Thirty years have passed since the company first met in Wilderland. Thirty times have the black leaves fallen in the wild wood. A lifetime, as the short-lived Northmen reckon time; a brief spell for the immortal Elves. This final year is an opportunity for the surviving companions, if any, to reflect on their deeds and even lay down their burdens. Characters who helped Prince Bain in earlier adventures can retire to the safety of Dale. Others may prefer to continue adventuring outside Mirkwood.
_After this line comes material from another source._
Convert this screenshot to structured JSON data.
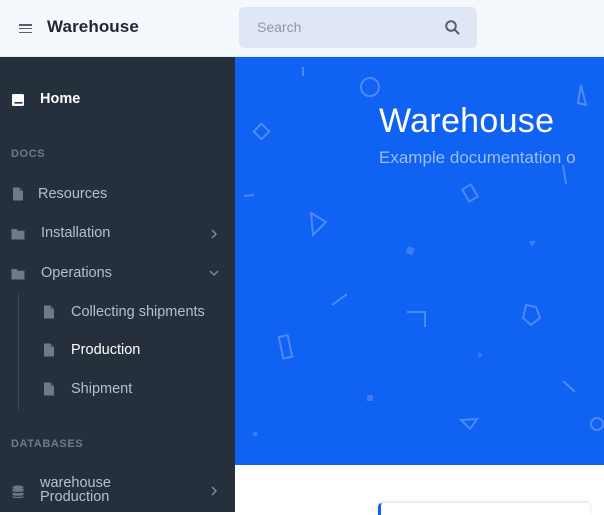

The forest itself lies under a dark shadow. The Woodmen, if they still endure, are few in number. Radagast remains in his cottage at Rhosgobel, where he has lived for many years, but his absences grow longer and longer as he wanders the forest. Some rumours claim he goes to visit the River-maidens, other stories say he travels through the wood in the shape of a bird or a fox.

In the south, the Messenger of Mordor leaves Dol Guldur. The Ringwraith is recalled to Barad-Dûr, to report to Sauron. What tidings does he bring the Dark Lord on his Dark Throne? Does the Nazgûl tell that the north is weak and divided, or does he speak of heroes that drove back the Shadow from the wood? 

Other minds, other hands, working the same black soil, growing their own cuttings of Tolkien’s great tree.


Cylons of Waterdeep

I’m just back from a board-gaming minicon. It’s become a Christmas tradition, as expat gamers return home for the holidays, then flee the loving embrace of their families to roll dice and move meeples. Two games dominated the day - Lords of Waterdeep and Battlestar Galactica. I’ve admired and adored the BSG board game for years, while Lords is a recent addiction. I don’t have the physical board game, but the iOS version is on the front page of both my phone and my iPad.

Both games hit a sweet intersection in a Venn diagram. Both are abstract enough to take a high-level approach to challenges – you’re not rolling to hit, you’re resolving whole conflicts at a time. Both are strongly themed, and even push a little towards roleplaying, although BSG is obviously much more immersive. Both are co-operative while also being competitive – admittedly, in Lords, that’s more the theme spilling into my impressions of the game. You could so easily push Lords towards the BSG/Arkham Horror model if you introduced penalties for failing to complete quests.

I’ve often said that Arkham Horror isn’t a great game, but it works as a fragmented recollection of a fantastic epic Call of Cthulhu campaign. The thought of a game that produces the high points and dramatic decisions of an entire campaign in a single afternoon, and fits in a box, is a goal worth pursuing.